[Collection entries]

────

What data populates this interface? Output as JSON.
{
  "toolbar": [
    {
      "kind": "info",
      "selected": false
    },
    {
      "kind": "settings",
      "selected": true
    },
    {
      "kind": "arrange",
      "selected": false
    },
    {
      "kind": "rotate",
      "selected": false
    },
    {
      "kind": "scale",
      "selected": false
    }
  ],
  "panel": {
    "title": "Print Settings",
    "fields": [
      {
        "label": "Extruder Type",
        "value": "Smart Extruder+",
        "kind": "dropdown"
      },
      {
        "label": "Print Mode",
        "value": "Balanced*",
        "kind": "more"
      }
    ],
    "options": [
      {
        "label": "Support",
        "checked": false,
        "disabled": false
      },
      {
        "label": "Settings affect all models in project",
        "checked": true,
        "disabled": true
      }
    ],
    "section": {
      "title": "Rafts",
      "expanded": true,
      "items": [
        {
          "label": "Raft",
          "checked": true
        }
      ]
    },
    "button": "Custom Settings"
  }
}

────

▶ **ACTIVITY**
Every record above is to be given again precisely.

▶ **COMPLETED EXERCISE**
What data populates this interface? Output as JSON.
{
  "toolbar": [
    {
      "kind": "info",
      "selected": false
    },
    {
      "kind": "settings",
      "selected": true
    },
    {
      "kind": "arrange",
      "selected": false
    },
    {
      "kind": "rotate",
      "selected": false
    },
    {
      "kind": "scale",
      "selected": false
    }
  ],
  "panel": {
    "title": "Print Settings",
    "fields": [
      {
        "label": "Extruder Type",
        "value": "Smart Extruder+",
        "kind": "dropdown"
      },
      {
        "label": "Print Mode",
        "value": "Balanced*",
        "kind": "more"
      }
    ],
    "options": [
      {
        "label": "Support",
        "checked": false,
        "disabled": false
      },
      {
        "label": "Settings affect all models in project",
        "checked": true,
        "disabled": true
      }
    ],
    "section": {
      "title": "Rafts",
      "expanded": true,
      "items": [
        {
          "label": "Raft",
          "checked": true
        }
      ]
    },
    "button": "Custom Settings"
  }
}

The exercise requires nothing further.